Items from a data source
---

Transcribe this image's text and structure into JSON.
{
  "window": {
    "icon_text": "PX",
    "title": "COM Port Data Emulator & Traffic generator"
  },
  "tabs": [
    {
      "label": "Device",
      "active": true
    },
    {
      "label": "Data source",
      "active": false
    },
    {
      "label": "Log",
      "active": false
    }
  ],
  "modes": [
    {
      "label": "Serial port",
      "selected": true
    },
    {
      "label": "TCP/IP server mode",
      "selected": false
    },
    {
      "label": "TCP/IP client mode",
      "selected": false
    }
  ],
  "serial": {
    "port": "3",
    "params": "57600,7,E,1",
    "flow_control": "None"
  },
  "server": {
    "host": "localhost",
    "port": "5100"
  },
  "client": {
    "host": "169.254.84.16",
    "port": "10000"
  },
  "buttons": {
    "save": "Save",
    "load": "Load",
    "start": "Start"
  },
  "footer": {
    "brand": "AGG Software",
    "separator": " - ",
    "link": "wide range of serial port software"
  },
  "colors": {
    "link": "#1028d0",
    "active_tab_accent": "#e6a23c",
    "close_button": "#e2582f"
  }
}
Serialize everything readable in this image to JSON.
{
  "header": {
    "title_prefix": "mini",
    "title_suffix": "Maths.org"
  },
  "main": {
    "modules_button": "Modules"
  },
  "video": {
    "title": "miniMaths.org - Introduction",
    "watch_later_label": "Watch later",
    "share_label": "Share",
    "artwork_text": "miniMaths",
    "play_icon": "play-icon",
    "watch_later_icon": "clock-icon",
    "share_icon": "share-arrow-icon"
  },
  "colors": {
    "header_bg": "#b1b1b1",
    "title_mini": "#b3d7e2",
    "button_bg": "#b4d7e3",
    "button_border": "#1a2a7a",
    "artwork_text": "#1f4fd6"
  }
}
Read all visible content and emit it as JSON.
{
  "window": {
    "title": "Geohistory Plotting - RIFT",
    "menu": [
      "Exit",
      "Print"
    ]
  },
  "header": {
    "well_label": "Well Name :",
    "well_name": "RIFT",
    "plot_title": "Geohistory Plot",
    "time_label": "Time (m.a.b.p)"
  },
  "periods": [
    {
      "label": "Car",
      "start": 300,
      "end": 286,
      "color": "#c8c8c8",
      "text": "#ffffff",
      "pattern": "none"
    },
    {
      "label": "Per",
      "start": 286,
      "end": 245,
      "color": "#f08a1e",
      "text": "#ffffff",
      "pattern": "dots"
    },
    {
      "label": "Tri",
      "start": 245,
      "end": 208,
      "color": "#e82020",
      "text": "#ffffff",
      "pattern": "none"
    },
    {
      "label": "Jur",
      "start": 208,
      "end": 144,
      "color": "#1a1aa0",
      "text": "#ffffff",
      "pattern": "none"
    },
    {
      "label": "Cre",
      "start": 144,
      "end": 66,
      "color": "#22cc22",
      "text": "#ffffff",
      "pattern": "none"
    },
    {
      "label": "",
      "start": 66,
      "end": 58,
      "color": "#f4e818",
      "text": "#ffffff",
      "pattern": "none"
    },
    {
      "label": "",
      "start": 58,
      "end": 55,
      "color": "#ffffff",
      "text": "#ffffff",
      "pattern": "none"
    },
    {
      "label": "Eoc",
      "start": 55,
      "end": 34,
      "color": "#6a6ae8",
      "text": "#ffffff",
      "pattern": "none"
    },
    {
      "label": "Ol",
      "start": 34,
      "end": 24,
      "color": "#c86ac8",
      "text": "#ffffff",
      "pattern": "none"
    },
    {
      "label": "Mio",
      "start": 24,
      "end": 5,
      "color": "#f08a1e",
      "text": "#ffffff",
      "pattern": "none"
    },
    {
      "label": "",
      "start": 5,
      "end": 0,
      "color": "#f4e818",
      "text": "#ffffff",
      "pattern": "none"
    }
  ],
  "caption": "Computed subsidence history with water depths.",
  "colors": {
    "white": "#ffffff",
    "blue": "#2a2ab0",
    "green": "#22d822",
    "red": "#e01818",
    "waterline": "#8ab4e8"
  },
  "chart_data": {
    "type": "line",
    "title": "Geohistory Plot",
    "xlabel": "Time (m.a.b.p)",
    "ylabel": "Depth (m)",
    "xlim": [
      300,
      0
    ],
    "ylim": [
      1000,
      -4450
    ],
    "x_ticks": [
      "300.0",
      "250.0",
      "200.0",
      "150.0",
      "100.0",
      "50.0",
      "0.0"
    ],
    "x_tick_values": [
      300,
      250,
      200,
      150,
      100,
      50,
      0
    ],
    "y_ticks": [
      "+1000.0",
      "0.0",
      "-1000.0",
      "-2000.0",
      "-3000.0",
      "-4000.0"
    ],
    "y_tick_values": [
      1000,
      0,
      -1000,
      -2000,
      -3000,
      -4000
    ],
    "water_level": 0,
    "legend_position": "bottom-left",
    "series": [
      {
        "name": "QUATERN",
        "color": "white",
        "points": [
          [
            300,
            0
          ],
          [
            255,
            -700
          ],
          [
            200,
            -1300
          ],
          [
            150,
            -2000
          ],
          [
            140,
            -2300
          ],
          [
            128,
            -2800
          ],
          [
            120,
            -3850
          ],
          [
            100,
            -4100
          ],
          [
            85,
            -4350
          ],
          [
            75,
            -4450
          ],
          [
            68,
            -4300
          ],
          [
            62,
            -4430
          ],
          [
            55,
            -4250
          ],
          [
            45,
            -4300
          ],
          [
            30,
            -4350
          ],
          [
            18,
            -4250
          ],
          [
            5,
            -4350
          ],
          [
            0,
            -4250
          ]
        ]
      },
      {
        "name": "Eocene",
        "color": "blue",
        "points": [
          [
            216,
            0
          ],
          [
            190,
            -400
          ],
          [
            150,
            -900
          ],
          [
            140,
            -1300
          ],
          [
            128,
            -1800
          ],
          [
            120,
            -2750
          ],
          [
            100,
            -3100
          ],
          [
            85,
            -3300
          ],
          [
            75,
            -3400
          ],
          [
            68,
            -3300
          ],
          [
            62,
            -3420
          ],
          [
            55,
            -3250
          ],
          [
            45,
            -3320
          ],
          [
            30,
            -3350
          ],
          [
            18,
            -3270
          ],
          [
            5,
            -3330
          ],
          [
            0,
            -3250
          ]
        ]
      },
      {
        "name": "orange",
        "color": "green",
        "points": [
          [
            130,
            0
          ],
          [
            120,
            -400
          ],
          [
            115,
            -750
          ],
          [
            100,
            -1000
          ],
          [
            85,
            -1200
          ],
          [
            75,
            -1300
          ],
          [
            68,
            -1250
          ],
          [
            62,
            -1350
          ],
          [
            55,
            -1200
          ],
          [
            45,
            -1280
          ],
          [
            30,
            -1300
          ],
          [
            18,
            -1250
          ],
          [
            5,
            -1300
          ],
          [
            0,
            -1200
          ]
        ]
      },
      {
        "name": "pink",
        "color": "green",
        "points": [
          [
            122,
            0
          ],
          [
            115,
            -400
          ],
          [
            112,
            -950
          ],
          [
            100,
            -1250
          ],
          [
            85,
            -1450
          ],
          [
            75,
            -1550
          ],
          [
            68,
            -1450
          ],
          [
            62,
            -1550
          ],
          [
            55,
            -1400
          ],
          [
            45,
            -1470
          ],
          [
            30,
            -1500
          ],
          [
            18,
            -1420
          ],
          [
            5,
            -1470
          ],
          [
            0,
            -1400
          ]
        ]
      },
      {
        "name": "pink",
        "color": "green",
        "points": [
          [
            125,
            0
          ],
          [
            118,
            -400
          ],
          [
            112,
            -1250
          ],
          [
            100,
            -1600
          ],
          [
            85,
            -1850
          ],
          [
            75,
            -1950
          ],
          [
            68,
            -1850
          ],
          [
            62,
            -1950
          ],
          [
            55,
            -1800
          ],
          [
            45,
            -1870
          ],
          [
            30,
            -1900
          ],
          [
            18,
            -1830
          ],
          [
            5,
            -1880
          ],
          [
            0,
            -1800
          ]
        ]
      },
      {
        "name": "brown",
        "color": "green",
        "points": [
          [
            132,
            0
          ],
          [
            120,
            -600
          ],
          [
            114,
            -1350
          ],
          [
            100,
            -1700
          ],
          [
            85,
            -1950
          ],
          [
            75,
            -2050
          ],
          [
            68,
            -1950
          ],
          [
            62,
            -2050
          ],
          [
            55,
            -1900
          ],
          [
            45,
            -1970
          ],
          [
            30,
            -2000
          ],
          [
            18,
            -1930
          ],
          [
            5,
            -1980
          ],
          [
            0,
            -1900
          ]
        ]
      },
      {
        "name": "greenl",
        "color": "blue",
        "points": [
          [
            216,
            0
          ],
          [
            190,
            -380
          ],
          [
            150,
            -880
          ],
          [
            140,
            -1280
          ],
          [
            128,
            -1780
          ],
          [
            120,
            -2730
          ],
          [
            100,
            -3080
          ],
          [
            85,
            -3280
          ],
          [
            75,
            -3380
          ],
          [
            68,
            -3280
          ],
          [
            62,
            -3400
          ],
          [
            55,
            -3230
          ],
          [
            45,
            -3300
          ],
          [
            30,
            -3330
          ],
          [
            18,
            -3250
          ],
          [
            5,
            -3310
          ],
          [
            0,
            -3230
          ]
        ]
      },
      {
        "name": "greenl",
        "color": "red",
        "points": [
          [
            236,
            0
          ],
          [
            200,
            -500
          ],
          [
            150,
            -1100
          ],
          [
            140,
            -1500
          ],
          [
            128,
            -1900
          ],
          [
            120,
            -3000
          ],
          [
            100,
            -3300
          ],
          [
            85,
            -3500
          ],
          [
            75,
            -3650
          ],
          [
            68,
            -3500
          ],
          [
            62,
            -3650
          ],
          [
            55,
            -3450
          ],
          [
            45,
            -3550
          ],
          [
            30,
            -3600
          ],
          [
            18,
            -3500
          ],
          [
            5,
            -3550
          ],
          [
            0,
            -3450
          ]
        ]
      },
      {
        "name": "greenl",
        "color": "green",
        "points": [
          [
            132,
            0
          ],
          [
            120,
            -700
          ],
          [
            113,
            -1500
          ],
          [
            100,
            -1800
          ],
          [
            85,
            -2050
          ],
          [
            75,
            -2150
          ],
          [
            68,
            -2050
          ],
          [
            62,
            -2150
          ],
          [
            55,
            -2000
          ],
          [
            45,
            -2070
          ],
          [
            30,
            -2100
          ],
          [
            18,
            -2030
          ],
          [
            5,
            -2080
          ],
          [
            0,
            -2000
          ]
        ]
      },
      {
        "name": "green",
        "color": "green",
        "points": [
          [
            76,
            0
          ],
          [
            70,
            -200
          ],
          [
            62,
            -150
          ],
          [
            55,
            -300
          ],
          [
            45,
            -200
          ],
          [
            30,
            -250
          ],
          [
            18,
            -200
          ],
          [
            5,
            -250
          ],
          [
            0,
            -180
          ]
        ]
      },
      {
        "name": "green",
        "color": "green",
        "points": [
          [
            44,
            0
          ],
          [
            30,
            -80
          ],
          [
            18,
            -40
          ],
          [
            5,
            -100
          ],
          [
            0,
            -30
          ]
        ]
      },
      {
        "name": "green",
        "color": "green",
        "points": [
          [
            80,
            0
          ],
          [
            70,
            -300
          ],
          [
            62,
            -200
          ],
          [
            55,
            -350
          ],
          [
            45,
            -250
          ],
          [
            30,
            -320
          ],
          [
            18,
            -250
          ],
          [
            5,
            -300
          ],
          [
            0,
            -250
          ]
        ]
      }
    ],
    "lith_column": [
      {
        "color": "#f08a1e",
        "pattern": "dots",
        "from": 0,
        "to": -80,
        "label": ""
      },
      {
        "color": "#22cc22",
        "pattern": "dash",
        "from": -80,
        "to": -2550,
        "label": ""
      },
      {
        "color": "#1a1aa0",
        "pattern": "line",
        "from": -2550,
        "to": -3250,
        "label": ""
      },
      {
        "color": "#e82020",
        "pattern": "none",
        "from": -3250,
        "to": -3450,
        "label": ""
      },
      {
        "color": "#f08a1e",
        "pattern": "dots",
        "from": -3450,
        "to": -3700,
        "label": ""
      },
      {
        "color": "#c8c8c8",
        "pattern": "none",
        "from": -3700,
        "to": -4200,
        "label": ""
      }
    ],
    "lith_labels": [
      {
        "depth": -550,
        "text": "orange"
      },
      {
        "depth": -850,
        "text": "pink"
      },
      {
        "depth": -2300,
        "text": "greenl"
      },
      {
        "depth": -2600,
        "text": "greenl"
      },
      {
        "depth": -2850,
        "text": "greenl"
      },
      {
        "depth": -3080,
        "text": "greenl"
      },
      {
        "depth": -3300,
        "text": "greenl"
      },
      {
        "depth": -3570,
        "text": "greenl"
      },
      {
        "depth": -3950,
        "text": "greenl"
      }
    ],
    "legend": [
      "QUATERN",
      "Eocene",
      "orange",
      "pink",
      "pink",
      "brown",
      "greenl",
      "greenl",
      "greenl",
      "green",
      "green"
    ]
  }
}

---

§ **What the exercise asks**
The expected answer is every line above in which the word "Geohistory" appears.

§ **Written answer**
    "title": "Geohistory Plotting - RIFT",
    "plot_title": "Geohistory Plot",
    "title": "Geohistory Plot",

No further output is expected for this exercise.